"In a new paper, economists at the University of California at San Diego argue one of the main factors boosting immigration to the United States from Latin America in recent decades — a growing supply of workers in Latin American countries — has already dried up," Swanson writes.
"The paper looks at changes in economic conditions, border enforcement and demographics in the United States and Latin America to try to isolate the factors that encourage people to migrate," Swanson writes. "It finds a strong relationship between the number of people born in Latin American and Caribbean countries and the percent change in immigrants to the United States between 1980 and 2015."

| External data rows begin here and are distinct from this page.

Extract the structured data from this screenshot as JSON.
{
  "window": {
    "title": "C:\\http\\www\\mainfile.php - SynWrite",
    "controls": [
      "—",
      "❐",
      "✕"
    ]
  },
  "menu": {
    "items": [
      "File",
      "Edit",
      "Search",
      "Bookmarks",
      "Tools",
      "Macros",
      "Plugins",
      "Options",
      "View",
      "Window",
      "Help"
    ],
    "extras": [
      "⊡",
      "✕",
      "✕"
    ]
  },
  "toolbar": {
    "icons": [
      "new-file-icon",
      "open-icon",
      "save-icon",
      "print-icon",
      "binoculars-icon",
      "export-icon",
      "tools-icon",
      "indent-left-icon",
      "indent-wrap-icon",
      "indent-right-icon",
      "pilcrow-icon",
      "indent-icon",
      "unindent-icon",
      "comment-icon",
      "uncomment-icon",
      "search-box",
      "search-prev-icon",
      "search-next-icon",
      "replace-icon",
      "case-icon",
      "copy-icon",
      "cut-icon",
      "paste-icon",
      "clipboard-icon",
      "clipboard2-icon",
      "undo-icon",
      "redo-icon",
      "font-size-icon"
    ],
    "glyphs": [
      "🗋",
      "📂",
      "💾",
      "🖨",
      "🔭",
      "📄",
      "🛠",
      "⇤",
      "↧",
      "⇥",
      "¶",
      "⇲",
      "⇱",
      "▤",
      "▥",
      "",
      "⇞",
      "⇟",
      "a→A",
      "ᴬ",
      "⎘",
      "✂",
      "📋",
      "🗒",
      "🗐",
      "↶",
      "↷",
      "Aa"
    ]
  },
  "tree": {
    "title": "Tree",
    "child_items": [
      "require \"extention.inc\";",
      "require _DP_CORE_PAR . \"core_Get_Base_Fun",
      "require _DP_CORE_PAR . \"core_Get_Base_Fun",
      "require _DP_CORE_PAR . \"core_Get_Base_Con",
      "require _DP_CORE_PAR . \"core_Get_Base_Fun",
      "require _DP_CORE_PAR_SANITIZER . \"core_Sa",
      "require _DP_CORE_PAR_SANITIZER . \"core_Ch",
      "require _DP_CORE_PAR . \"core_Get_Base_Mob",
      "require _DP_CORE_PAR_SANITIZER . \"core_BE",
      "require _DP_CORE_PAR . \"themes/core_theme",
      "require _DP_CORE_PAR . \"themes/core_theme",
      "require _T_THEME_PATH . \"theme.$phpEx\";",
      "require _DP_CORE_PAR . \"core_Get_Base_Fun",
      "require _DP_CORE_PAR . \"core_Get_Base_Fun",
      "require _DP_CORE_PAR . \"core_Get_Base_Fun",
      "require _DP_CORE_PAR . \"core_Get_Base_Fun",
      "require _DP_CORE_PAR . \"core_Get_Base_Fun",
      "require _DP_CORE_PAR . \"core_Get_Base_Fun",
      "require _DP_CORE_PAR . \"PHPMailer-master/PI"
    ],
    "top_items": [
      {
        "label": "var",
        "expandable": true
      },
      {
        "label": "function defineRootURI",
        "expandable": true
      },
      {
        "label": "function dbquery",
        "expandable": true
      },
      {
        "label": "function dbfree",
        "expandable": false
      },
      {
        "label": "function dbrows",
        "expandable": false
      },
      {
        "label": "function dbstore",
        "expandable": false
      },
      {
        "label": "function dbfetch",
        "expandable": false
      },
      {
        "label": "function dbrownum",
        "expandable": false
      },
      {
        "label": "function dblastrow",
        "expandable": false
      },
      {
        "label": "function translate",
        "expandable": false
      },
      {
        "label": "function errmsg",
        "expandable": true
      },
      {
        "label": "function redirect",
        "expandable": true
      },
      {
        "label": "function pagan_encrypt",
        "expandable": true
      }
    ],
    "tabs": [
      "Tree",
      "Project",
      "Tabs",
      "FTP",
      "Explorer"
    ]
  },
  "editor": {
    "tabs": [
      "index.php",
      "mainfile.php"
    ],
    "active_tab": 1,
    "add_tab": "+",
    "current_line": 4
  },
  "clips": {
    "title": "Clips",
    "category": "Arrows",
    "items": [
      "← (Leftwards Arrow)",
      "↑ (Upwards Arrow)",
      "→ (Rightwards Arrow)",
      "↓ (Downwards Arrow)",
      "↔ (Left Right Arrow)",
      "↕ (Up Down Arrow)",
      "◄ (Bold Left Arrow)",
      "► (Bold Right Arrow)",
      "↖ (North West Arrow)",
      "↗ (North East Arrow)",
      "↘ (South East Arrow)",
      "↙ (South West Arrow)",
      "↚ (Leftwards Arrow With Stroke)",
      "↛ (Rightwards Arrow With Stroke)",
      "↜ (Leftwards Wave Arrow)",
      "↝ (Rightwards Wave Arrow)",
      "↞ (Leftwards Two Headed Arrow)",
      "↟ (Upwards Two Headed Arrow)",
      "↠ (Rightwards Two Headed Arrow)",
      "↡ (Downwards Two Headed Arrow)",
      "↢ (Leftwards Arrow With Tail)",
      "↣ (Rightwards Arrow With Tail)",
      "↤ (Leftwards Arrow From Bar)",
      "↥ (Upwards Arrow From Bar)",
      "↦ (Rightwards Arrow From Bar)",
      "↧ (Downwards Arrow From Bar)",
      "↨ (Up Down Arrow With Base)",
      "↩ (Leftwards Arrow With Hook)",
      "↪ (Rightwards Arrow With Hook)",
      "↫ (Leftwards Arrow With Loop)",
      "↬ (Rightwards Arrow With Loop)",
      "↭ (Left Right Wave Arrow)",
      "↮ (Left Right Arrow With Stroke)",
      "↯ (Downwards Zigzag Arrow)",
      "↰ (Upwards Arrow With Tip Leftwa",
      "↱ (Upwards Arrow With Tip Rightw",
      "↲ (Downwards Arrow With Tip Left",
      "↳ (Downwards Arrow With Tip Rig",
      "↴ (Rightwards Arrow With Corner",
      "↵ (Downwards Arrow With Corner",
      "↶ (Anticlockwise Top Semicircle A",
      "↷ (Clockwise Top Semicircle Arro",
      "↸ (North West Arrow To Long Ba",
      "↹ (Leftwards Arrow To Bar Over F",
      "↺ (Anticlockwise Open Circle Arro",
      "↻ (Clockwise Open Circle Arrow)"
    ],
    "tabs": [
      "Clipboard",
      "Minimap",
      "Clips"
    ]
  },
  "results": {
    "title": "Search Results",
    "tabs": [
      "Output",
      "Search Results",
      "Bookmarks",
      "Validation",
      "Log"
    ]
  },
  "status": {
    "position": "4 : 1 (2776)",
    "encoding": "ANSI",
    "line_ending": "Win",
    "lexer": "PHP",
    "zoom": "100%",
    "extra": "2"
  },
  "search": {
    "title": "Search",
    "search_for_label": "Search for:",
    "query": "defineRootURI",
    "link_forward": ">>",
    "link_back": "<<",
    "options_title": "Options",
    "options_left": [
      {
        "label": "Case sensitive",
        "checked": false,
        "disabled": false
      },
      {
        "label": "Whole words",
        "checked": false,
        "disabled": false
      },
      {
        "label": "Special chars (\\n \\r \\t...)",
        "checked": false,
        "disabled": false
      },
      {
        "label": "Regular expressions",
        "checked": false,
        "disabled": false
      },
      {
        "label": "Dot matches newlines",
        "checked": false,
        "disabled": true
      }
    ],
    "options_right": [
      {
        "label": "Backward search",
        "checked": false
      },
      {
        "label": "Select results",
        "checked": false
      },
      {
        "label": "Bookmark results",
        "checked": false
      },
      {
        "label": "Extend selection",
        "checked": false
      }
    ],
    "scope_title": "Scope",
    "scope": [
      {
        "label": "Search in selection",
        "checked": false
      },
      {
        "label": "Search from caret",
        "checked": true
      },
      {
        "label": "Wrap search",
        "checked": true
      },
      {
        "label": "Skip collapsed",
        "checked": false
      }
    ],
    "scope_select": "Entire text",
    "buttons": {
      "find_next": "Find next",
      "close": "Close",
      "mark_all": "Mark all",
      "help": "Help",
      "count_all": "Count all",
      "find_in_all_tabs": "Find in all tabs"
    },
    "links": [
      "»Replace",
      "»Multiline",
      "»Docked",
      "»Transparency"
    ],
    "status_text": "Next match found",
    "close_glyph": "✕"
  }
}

While the baby boom in the United States ended in the 1960s, "Mexico and other Latin American populations began to see a surge in population during the 1970s and 1980s," Swanson writes. "By the early 1980s, the supply of labor in the United States was beginning to slow as the baby boomers aged, but that same change didn’t occur in Latin America until two decades later."
Researchers Gordon Hanson, Chen Liu and Craig McIntosh found that "during the 1980s, 1990s and 2000s, that created a dynamic where low-skilled people in Latin America could do better economically by avoiding tougher competition at home and seeking out work opportunities in the United States," Swanson writes.
Populations among most Latin Americans are aging, just like in the United States. "In 1980, the median age of a Mexican-born person in the United States was around 20. In 2015, it had doubled to 40. By 2040, the researchers predict it could be roughly 70, as the chart below shows," Swanson writes. (Chart from rseearch)